Given the abundance of evidence suggesting that anthropogenic climate change may have had a major role to play in the Southern California floods, and the urgent need to curb anthropogenic climate change in the here and now, why hasn't the mainstream media seen fit to mention anthropogenic climate change in its coverage of the Southern California floods? Political self-censorship is not beyond reason. Indeed, many US newspapers self-censored during the McCarthy era, as did many of the nation's libraries, according to the famous Fiske Report. While McCarthyism is dead, more than half of the members from both the House and the Senate are climate deniers, to say nothing of Trump and his government appointees. Indeed, it appears that the National Oceanic and Atmospheric Administration (NOAA) report released on January 6, which revealed that 2017 was the costliest year of climate disasters in US history, was self-censored in that it neglected to mention even the possibility of anthropogenic climate change playing a decisive role in granting 2017 that dubious honor.
The urgency of scaling back anthropogenic climate change is immense.

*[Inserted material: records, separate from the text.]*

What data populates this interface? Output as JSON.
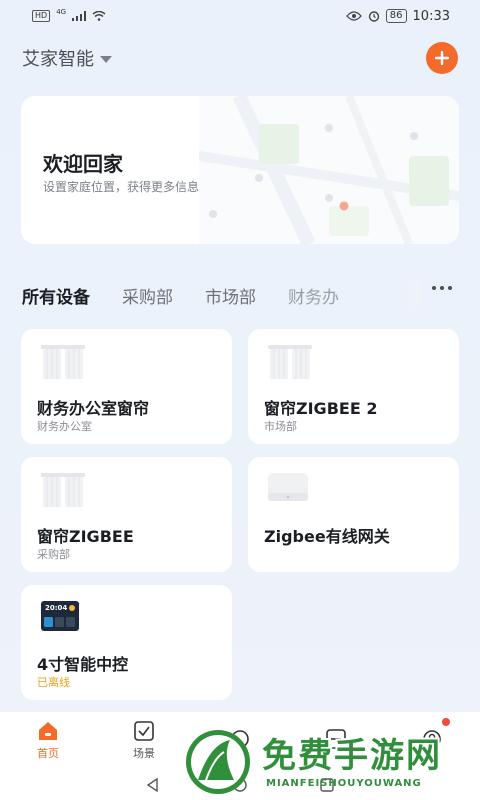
{
  "status_bar": {
    "network": "HD",
    "signal": "4G",
    "battery": "86",
    "time": "10:33"
  },
  "header": {
    "home_name": "艾家智能",
    "accent_color": "#f36a2a"
  },
  "welcome": {
    "title": "欢迎回家",
    "subtitle": "设置家庭位置，获得更多信息"
  },
  "tabs": [
    {
      "label": "所有设备",
      "active": true
    },
    {
      "label": "采购部",
      "active": false
    },
    {
      "label": "市场部",
      "active": false
    },
    {
      "label": "财务办",
      "active": false
    }
  ],
  "devices": [
    {
      "name": "财务办公室窗帘",
      "room": "财务办公室",
      "icon": "curtain-icon"
    },
    {
      "name": "窗帘ZIGBEE 2",
      "room": "市场部",
      "icon": "curtain-icon"
    },
    {
      "name": "窗帘ZIGBEE",
      "room": "采购部",
      "icon": "curtain-icon"
    },
    {
      "name": "Zigbee有线网关",
      "room": "",
      "icon": "gateway-icon"
    },
    {
      "name": "4寸智能中控",
      "room": "已离线",
      "icon": "control-panel-icon"
    }
  ],
  "control_panel_screen": {
    "time": "20:04"
  },
  "bottom_nav": [
    {
      "label": "首页",
      "active": true,
      "icon": "home-icon"
    },
    {
      "label": "场景",
      "active": false,
      "icon": "scene-icon"
    },
    {
      "label": "",
      "active": false,
      "icon": "smart-icon"
    },
    {
      "label": "",
      "active": false,
      "icon": "message-icon"
    },
    {
      "label": "",
      "active": false,
      "icon": "profile-icon"
    }
  ],
  "watermark": {
    "title": "免费手游网",
    "subtitle": "MIANFEISHOUYOUWANG"
  }
}
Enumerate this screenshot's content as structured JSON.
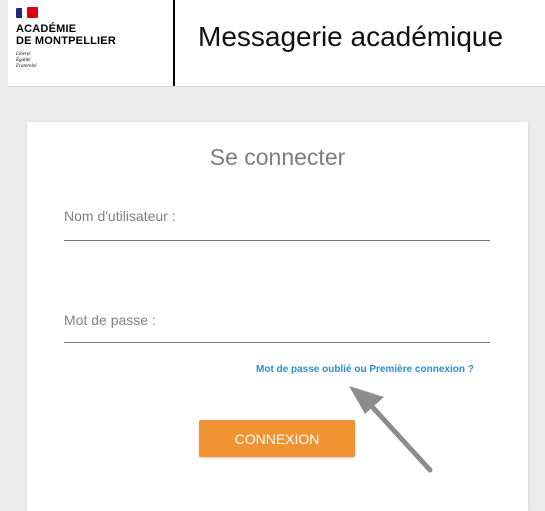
{
  "header": {
    "logo": {
      "line1": "ACADÉMIE",
      "line2": "DE MONTPELLIER",
      "motto": [
        "Liberté",
        "Égalité",
        "Fraternité"
      ],
      "flag_colors": [
        "#1e2a78",
        "#ffffff",
        "#e1000f"
      ]
    },
    "app_title": "Messagerie académique"
  },
  "login": {
    "title": "Se connecter",
    "username_label": "Nom d'utilisateur :",
    "username_value": "",
    "password_label": "Mot de passe :",
    "password_value": "",
    "forgot_link": "Mot de passe oublié ou Première connexion ?",
    "submit_label": "CONNEXION"
  },
  "colors": {
    "background": "#ececec",
    "button": "#f29332",
    "link": "#2c8fd6",
    "arrow": "#8c8c8c"
  },
  "icons": {
    "annotation_arrow": "arrow-icon"
  }
}
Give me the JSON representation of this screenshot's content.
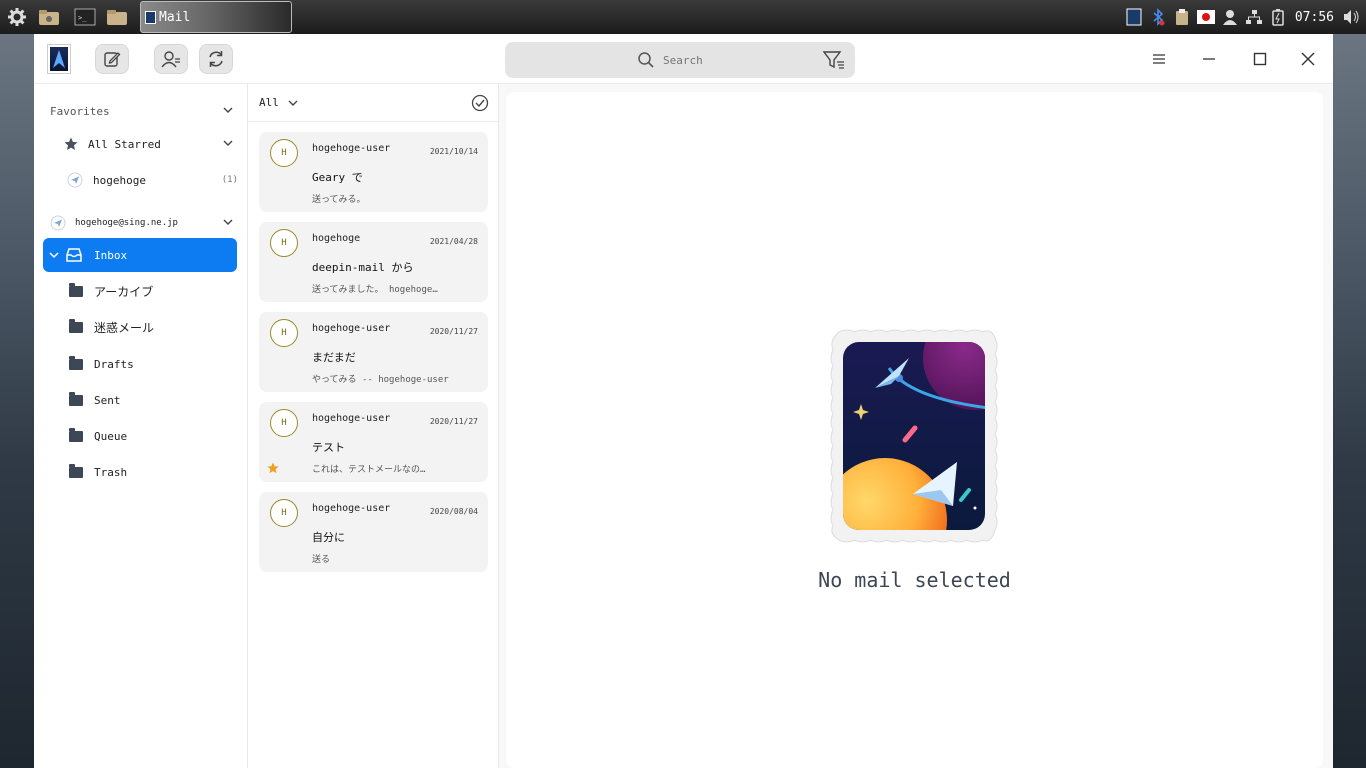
{
  "taskbar": {
    "task_label": "Mail",
    "clock": "07:56"
  },
  "toolbar": {
    "search_placeholder": "Search"
  },
  "sidebar": {
    "favorites_label": "Favorites",
    "all_starred_label": "All Starred",
    "favorite_account": {
      "label": "hogehoge",
      "count": "(1)"
    },
    "account_label": "hogehoge@sing.ne.jp",
    "inbox_label": "Inbox",
    "folders": [
      {
        "label": "アーカイブ"
      },
      {
        "label": "迷惑メール"
      },
      {
        "label": "Drafts"
      },
      {
        "label": "Sent"
      },
      {
        "label": "Queue"
      },
      {
        "label": "Trash"
      }
    ]
  },
  "list": {
    "filter_label": "All",
    "mails": [
      {
        "avatar": "H",
        "from": "hogehoge-user",
        "date": "2021/10/14",
        "subject": "Geary で",
        "preview": "送ってみる。",
        "starred": false
      },
      {
        "avatar": "H",
        "from": "hogehoge",
        "date": "2021/04/28",
        "subject": "deepin-mail から",
        "preview": "送ってみました。 hogehoge…",
        "starred": false
      },
      {
        "avatar": "H",
        "from": "hogehoge-user",
        "date": "2020/11/27",
        "subject": "まだまだ",
        "preview": "やってみる -- hogehoge-user",
        "starred": false
      },
      {
        "avatar": "H",
        "from": "hogehoge-user",
        "date": "2020/11/27",
        "subject": "テスト",
        "preview": "これは、テストメールなの…",
        "starred": true
      },
      {
        "avatar": "H",
        "from": "hogehoge-user",
        "date": "2020/08/04",
        "subject": "自分に",
        "preview": "送る",
        "starred": false
      }
    ]
  },
  "reader": {
    "empty_label": "No mail selected"
  },
  "colors": {
    "accent": "#0d7cf2",
    "star": "#f0a020"
  }
}
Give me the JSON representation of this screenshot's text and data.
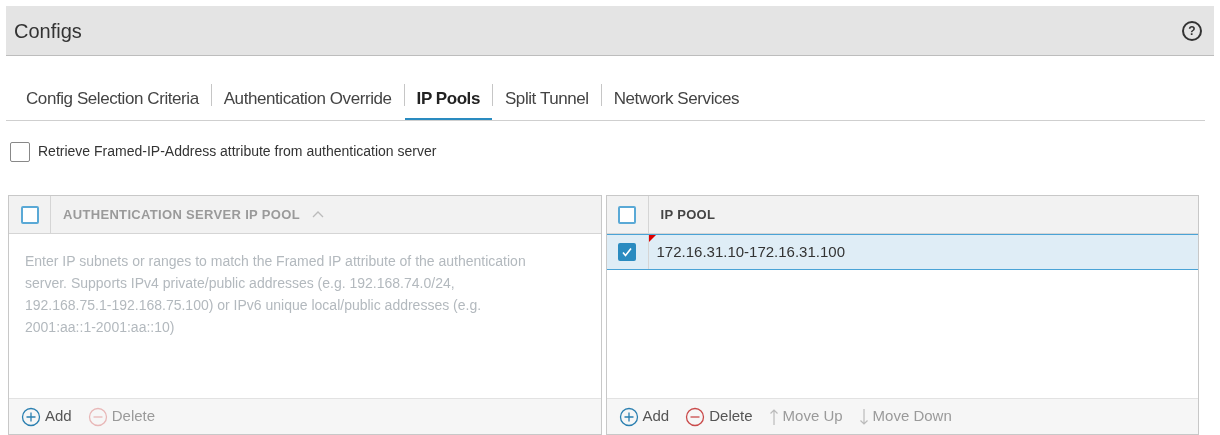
{
  "header": {
    "title": "Configs",
    "help": "?"
  },
  "tabs": [
    {
      "label": "Config Selection Criteria",
      "selected": false
    },
    {
      "label": "Authentication Override",
      "selected": false
    },
    {
      "label": "IP Pools",
      "selected": true
    },
    {
      "label": "Split Tunnel",
      "selected": false
    },
    {
      "label": "Network Services",
      "selected": false
    }
  ],
  "retrieve_option": {
    "label": "Retrieve Framed-IP-Address attribute from authentication server",
    "checked": false
  },
  "panels": [
    {
      "column": "AUTHENTICATION SERVER IP POOL",
      "sorted": true,
      "select_all": false,
      "placeholder": "Enter IP subnets or ranges to match the Framed IP attribute of the authentication server. Supports IPv4 private/public addresses (e.g. 192.168.74.0/24, 192.168.75.1-192.168.75.100) or IPv6 unique local/public addresses (e.g. 2001:aa::1-2001:aa::10)",
      "actions": [
        {
          "kind": "add",
          "label": "Add",
          "disabled": false
        },
        {
          "kind": "delete",
          "label": "Delete",
          "disabled": true
        }
      ]
    },
    {
      "column": "IP POOL",
      "sorted": false,
      "select_all": false,
      "rows": [
        {
          "value": "172.16.31.10-172.16.31.100",
          "checked": true,
          "selected": true
        }
      ],
      "actions": [
        {
          "kind": "add",
          "label": "Add",
          "disabled": false
        },
        {
          "kind": "delete",
          "label": "Delete",
          "disabled": false
        },
        {
          "kind": "up",
          "label": "Move Up",
          "disabled": true
        },
        {
          "kind": "down",
          "label": "Move Down",
          "disabled": true
        }
      ]
    }
  ]
}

As the causal link between the Thomas Fire that stuck Southern California just weeks ago, and the floods plaguing the region today shows, climate disasters tend to set one another off and snowball into uncontrollable chains of crises. Thus, it is of the utmost importance that anthropogenic climate change be mitigated in the here and now, before ecological thresholds are crossed and crisis chains begin to unfold. Every contemporary climate disaster, therefore, constitutes a valuable opportunity to disseminate awareness of both, the destructive capabilities of anthropogenic climate change and the imperative to rein it in. In spite of this, and the mountain of evidence suggesting that anthropogenic climate change may have been a major factor in engendering Southern California's catastrophic floods, mainstream media outlets have failed to emphasize that point to any appreciable degree. While objectivity is indispensable, a press that is timid on anthropogenic climate change may fail to disseminate climate awareness sufficiently, such that, as the late economist Paul Sweezy wrote in a Monthly Review article entitled "Socialism and Ecology," "so much time will have been lost that it may be too late for civilized humanity to restore the necessary conditions for its own survival."